Dataset rows describing interfaces:
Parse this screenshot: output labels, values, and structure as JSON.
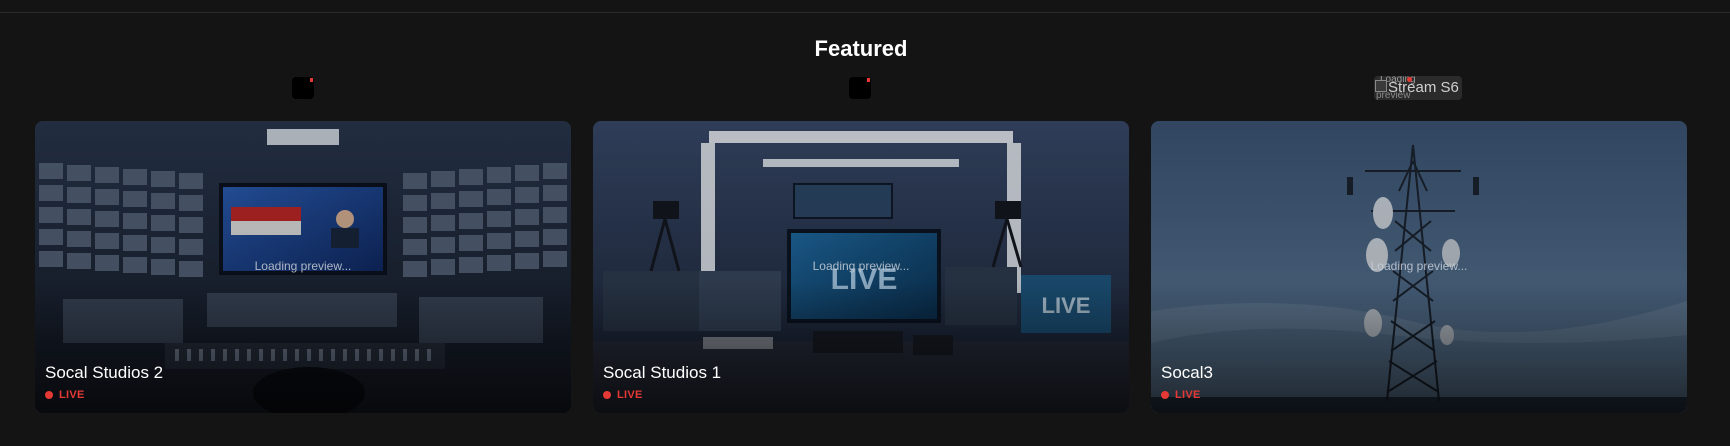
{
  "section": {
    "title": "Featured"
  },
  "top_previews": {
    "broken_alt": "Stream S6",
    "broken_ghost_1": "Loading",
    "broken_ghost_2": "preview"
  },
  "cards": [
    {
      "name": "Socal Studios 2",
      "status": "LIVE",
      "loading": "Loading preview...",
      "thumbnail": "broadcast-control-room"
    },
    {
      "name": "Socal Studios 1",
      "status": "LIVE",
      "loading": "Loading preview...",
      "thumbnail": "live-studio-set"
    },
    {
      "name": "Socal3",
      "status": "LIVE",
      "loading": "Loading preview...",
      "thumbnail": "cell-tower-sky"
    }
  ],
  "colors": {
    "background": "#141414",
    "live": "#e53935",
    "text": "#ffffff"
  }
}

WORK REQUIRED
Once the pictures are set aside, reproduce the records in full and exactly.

ANSWER TO THE EXERCISE
Parse this screenshot: output labels, values, and structure as JSON.
{
  "section": {
    "title": "Featured"
  },
  "top_previews": {
    "broken_alt": "Stream S6",
    "broken_ghost_1": "Loading",
    "broken_ghost_2": "preview"
  },
  "cards": [
    {
      "name": "Socal Studios 2",
      "status": "LIVE",
      "loading": "Loading preview...",
      "thumbnail": "broadcast-control-room"
    },
    {
      "name": "Socal Studios 1",
      "status": "LIVE",
      "loading": "Loading preview...",
      "thumbnail": "live-studio-set"
    },
    {
      "name": "Socal3",
      "status": "LIVE",
      "loading": "Loading preview...",
      "thumbnail": "cell-tower-sky"
    }
  ],
  "colors": {
    "background": "#141414",
    "live": "#e53935",
    "text": "#ffffff"
  }
}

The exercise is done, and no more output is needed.